Below is a sample OPA policy that ensures a new host does not use the same Ingress host as an existing host.

package kubernetes.validating.ingress
 
deny[msg] {
	is_ingress
	input_host := input.request.object.spec.rules[_].host
    some other_ns, other_name
    other_host :=
    data.kubernetes.ingresses[other_ns][other_name].spec.rules[_].host
	[input_ns, input_name] != [other_ns, other_name]
 
	input_host == other_host
 
	msg := sprintf("Ingress host conflicts with ingress %v/%v", [other_ns, other_name])
}
 
input_ns = input.request.object.metadata.namespace
 
input_name = input.request.object.metadata.name
 
is_ingress {
	input.request.kind.kind == "Ingress"
	input.request.kind.group == "extensions"
	input.request.kind.version == "v1beta1"
}

Open Policy Agent Gatekeeper: First Class Integration Between OPA and Kubernetes

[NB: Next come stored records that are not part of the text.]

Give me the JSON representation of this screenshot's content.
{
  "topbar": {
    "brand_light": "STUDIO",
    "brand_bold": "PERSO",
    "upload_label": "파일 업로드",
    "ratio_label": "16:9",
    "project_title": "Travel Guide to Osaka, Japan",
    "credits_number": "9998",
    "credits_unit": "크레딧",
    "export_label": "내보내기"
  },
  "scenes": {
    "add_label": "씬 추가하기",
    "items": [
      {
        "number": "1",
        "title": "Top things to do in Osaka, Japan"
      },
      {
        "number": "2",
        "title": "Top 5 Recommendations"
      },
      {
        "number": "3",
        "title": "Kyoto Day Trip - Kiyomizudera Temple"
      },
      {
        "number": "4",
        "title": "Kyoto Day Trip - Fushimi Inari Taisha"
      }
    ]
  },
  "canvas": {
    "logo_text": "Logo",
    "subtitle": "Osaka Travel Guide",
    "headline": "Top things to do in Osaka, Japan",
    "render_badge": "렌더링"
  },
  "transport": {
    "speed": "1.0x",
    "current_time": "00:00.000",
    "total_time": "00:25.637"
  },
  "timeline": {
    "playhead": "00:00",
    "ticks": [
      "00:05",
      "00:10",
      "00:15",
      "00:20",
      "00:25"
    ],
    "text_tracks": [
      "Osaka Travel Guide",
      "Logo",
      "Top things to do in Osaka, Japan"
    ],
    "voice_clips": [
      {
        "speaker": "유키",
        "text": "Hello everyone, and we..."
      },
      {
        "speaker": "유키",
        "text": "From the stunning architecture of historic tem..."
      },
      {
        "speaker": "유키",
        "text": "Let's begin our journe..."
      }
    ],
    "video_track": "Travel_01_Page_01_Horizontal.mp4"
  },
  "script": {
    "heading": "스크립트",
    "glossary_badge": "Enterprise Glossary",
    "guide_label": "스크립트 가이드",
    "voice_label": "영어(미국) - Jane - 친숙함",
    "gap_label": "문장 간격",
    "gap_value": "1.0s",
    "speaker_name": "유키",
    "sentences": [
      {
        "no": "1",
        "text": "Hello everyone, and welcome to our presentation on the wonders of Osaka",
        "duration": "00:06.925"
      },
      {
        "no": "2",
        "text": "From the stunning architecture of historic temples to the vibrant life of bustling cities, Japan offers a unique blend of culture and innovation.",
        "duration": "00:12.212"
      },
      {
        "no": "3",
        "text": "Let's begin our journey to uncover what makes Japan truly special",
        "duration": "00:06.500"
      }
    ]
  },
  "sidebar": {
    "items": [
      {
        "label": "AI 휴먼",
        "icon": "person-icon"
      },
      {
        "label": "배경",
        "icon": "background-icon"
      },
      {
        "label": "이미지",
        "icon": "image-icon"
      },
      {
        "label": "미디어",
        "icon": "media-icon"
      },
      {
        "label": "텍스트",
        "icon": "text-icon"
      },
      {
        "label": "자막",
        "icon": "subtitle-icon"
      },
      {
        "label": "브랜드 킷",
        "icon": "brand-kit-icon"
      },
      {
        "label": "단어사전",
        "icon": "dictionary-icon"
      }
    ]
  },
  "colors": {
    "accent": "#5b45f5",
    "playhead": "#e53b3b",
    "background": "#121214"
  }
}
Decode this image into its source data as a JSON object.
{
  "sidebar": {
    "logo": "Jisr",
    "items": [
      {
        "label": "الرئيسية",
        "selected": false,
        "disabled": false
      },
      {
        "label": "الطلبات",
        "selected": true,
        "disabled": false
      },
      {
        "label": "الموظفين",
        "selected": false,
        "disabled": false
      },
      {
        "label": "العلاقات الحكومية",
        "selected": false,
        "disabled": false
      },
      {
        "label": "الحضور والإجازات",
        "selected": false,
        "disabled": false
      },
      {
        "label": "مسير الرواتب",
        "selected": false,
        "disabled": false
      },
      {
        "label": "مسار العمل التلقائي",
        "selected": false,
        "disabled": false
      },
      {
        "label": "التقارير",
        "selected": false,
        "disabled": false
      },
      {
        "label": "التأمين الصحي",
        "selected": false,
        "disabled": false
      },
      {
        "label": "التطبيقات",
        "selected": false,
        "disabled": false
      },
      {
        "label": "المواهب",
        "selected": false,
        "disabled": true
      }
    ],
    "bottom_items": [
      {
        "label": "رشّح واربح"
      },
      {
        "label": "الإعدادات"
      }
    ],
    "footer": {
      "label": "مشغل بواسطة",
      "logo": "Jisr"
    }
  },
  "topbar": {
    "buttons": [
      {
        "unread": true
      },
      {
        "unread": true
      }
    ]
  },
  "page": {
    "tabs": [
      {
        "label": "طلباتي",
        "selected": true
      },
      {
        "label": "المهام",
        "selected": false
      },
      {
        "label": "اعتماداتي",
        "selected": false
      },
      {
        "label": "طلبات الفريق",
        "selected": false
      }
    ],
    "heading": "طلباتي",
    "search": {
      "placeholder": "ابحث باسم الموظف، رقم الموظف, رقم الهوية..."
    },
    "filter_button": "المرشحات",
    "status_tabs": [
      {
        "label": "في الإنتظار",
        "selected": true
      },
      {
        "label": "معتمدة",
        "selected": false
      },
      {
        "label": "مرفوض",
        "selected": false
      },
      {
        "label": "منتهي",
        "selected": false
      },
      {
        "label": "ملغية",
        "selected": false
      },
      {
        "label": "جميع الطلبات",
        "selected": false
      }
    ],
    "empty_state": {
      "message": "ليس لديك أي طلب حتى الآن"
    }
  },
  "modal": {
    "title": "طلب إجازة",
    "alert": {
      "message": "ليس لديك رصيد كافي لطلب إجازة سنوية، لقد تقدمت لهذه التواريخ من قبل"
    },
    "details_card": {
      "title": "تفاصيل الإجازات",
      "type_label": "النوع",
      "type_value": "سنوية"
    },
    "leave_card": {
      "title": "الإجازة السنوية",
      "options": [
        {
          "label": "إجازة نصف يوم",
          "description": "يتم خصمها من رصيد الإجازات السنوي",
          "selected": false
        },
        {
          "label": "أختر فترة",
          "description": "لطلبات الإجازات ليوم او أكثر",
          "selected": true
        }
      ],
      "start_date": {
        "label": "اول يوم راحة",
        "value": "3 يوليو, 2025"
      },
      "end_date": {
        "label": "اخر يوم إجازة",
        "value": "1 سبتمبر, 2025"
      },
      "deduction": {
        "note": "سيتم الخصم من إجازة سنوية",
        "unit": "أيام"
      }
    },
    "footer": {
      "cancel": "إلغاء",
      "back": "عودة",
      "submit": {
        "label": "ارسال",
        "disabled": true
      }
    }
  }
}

OPA Gatekeeper is an open source project that provides first-party integration between Kubernetes and OPA. It provides the following capabilities:

  • OPA constraint framework—OPA constraints are declarations written in Rego, which is a declarative query language. OPA uses Rego to determine whether instances of data violate an expected system state. Constraints that are not satisfied are rejected. You can define a constraint by creating a constraint template, and then deploy it in a cluster. 
  • Audit functionality—OPA Gatekeeper lets you evaluate how replicated resources measure against the constraints enforced in each cluster. Audits can be performed periodically, for the purpose of detecting existing misconfigurations. OPA Gatekeeper stores violations, which are the result of audit operations, in the status field of each relevant constraint.
  • Data replication—in order to set up autids, you need to replicate Kubernetes resources into the OPA, where the resources can be evaluated against constraints. Additionally, constraints may require data replication, to access cluster objects under evaluation. To enable data replication in Kubernetes, you need to create a sync configuration resource that containers the resources you want to replicate into OPA.
  • Admission control validation—after you install all OPA Gatekeeper components in your cluster, the API server can trigger a Gatekeeper admission webhook. This webhook is responsible for procession admission requests when cluster resources are deleted, updated, or created.

Cloud Native Security with Aqua

The Aqua Cloud Native Security Platform empowers you to unleash the full potential of your cloud native transformation and accelerate innovation with the confidence that your cloud native applications are secured from start to finish, at any scale.

Aqua’s platform provides prevention, detection, and response automation across the entire application lifecycle to secure the build, secure cloud infrastructure and secure running workloads across VMs, containers, and serverless functions wherever they are deployed, on any cloud.

Secure the Cloud Native Build

Shift left security to nip threats and vulnerabilities in the bud, empowering DevOps to detect issues early and fix them fast. Aqua scans artifacts for vulnerabilities, malware, secrets and other risks during development and staging. It allows you to set flexible, dynamic policies to control deployment into your runtime environments.

Secure Cloud Native Infrastructure

Automate compliance and security posture of your public cloud IaaS and Kubernetes infrastructure according to best practices. Aqua checks your cloud services, Infrastructure-as-Code templates, and Kubernetes setup against best practices and standards, to ensure the infrastructure you run your applications on is securely configured and in compliance.

Secure Cloud Native Workloads

Protect VM, container and serverless workloads using granular controls that provide real-time detection and granular response, only blocking the specific processes that violate police. Aqua leverages modern micro-services concepts to enforce immutability of your applications in runtime, establishing zero-trust networking, and detecting and stopping suspicious activities, including zero-day attacks.